Europe's highest court today ruled that Facebook cannot send personal information on European users to data centers in the US, invalidating a 15-year transatlantic data-transfer agreement. In a decision that could have far-reaching implications for many US tech companies, the European Court of Justice said that the EU's Safe Harbor agreement with the US is "invalid" because the country does not guarantee adequate privacy protections. The agreement allows technology companies to transfer data from Europe to the US, provided that certain privacy requirements are met. According to The Wall Street Journal, today's ruling could impact around 4,500 companies that currently rely on the laws to transfer data to the US.

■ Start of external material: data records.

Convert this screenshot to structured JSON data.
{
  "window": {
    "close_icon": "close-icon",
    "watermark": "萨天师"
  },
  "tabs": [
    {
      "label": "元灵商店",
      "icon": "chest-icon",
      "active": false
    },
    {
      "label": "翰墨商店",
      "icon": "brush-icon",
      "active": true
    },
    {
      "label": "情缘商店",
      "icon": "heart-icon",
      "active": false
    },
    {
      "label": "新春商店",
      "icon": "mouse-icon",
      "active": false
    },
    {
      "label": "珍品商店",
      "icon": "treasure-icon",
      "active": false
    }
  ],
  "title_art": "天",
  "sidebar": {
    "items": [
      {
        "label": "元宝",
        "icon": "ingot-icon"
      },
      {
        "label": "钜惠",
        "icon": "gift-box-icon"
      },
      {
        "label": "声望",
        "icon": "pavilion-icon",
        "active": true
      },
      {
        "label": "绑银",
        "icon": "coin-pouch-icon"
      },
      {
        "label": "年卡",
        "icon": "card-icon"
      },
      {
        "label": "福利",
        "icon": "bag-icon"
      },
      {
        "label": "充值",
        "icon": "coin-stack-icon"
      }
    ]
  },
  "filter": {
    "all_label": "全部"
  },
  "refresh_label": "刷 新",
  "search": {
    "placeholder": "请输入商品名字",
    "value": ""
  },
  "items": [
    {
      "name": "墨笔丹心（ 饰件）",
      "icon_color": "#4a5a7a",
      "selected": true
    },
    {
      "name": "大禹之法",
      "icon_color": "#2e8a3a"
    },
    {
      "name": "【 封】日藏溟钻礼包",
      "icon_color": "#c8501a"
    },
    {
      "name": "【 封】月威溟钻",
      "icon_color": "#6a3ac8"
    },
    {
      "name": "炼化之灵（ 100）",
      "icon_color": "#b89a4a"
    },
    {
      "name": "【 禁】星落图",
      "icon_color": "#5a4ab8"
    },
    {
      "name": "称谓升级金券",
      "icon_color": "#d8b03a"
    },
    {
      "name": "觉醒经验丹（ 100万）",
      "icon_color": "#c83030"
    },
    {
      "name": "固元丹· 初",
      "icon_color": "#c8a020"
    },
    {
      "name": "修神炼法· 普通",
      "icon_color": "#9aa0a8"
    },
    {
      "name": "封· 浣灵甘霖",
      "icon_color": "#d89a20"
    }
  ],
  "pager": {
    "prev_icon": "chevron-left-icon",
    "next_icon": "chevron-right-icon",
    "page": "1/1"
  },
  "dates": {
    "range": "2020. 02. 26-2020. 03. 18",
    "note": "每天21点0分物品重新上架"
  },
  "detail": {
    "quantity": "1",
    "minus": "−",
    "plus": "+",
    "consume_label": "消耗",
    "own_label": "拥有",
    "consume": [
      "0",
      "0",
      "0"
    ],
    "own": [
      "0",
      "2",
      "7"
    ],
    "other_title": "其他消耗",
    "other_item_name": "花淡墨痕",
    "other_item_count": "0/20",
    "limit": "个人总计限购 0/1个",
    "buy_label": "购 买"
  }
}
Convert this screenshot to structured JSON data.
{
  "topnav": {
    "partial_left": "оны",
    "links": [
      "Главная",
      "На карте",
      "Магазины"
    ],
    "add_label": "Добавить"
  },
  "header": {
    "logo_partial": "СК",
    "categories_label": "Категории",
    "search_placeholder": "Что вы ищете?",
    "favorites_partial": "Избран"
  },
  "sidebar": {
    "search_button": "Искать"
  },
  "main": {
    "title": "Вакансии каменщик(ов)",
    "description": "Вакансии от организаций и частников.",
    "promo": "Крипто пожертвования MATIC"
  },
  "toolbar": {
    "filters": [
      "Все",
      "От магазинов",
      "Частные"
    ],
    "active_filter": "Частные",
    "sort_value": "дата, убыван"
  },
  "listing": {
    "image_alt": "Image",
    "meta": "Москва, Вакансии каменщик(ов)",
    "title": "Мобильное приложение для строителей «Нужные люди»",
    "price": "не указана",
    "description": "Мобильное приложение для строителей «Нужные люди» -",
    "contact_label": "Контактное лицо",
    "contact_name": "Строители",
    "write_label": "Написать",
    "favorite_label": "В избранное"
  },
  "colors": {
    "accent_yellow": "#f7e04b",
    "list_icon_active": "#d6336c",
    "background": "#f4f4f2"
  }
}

The case was brought before Ireland's high court by Max Schrems, an Austrian activist who argued that Facebook had violated his privacy by processing his personal data in the US, citing recent revelations about the NSA's surveillance programs. The Irish court rejected Schrems' complaint, pointing to the European Commission's Safe Harbor decision, but the European court today ruled that the agreement is invalid, and that EU regulators should be able to restrict data flows as they see fit.
In a statement, the court said that Irish authorities are now "required to examine Mr. Schrems’ complaint with all due diligence," and can decide whether "transfer of the data of Facebook’s European subscribers to the United States should be suspended on the ground that that country does not afford an adequate level of protection of personal data."
A Facebook spokesperson did not immediately respond to a request for comment.